For the records that follow, restate each one word for word and leave the images behind.

• [Excerpted records]
************

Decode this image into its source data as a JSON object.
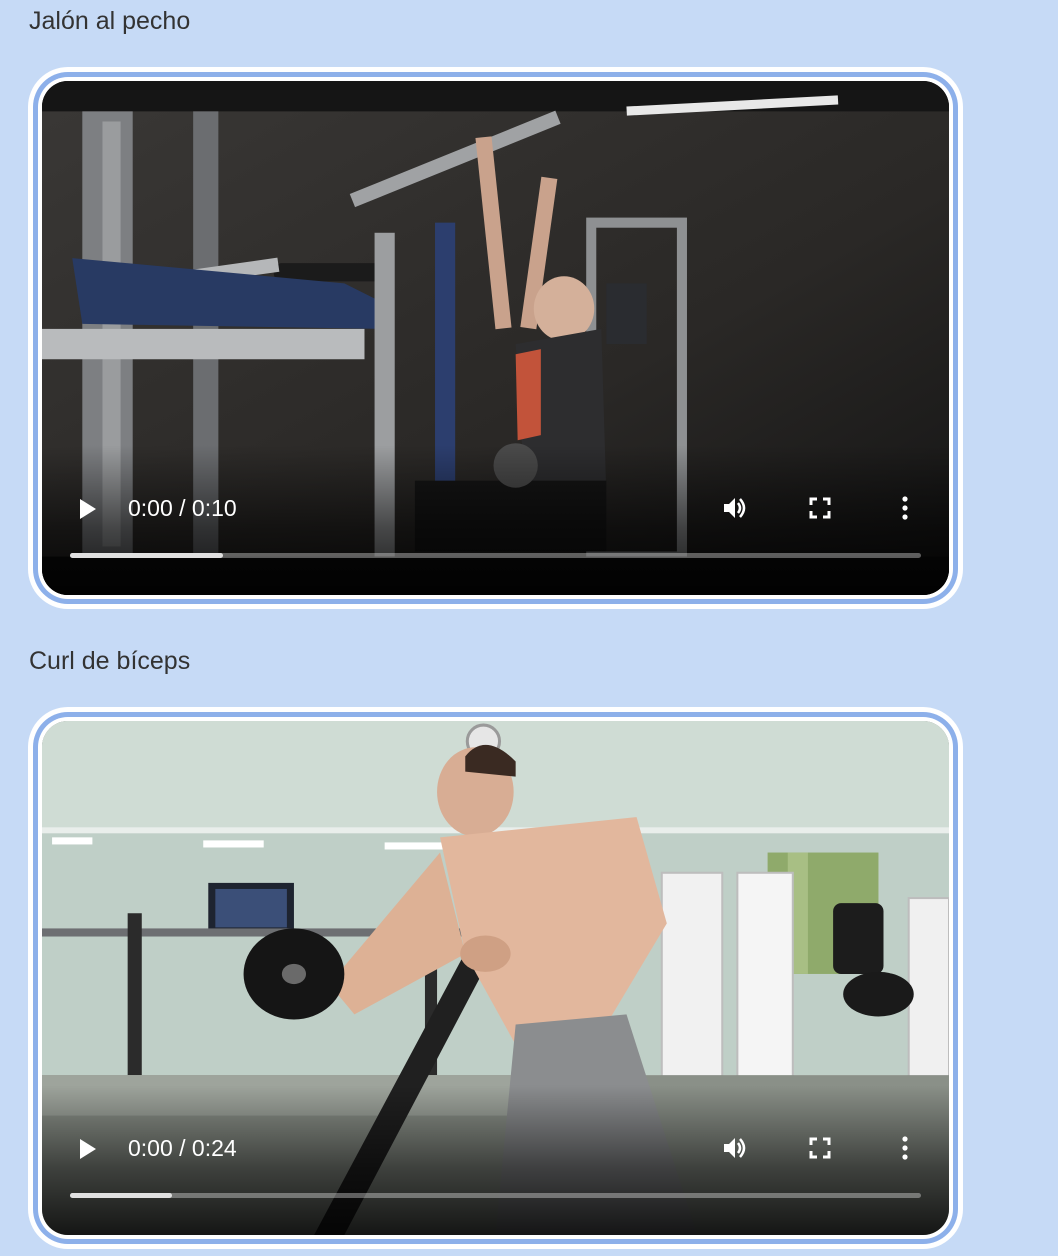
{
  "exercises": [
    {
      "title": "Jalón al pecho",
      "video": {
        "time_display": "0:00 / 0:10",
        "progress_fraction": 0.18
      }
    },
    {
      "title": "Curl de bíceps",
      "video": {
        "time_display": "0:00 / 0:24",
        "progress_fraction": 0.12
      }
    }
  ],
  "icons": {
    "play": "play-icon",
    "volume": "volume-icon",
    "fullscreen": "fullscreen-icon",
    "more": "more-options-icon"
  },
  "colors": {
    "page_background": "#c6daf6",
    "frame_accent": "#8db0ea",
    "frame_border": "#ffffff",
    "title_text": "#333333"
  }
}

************

• [Response area]
Decode this image into its source data as a JSON object.
{
  "exercises": [
    {
      "title": "Jalón al pecho",
      "video": {
        "time_display": "0:00 / 0:10",
        "progress_fraction": 0.18
      }
    },
    {
      "title": "Curl de bíceps",
      "video": {
        "time_display": "0:00 / 0:24",
        "progress_fraction": 0.12
      }
    }
  ],
  "icons": {
    "play": "play-icon",
    "volume": "volume-icon",
    "fullscreen": "fullscreen-icon",
    "more": "more-options-icon"
  },
  "colors": {
    "page_background": "#c6daf6",
    "frame_accent": "#8db0ea",
    "frame_border": "#ffffff",
    "title_text": "#333333"
  }
}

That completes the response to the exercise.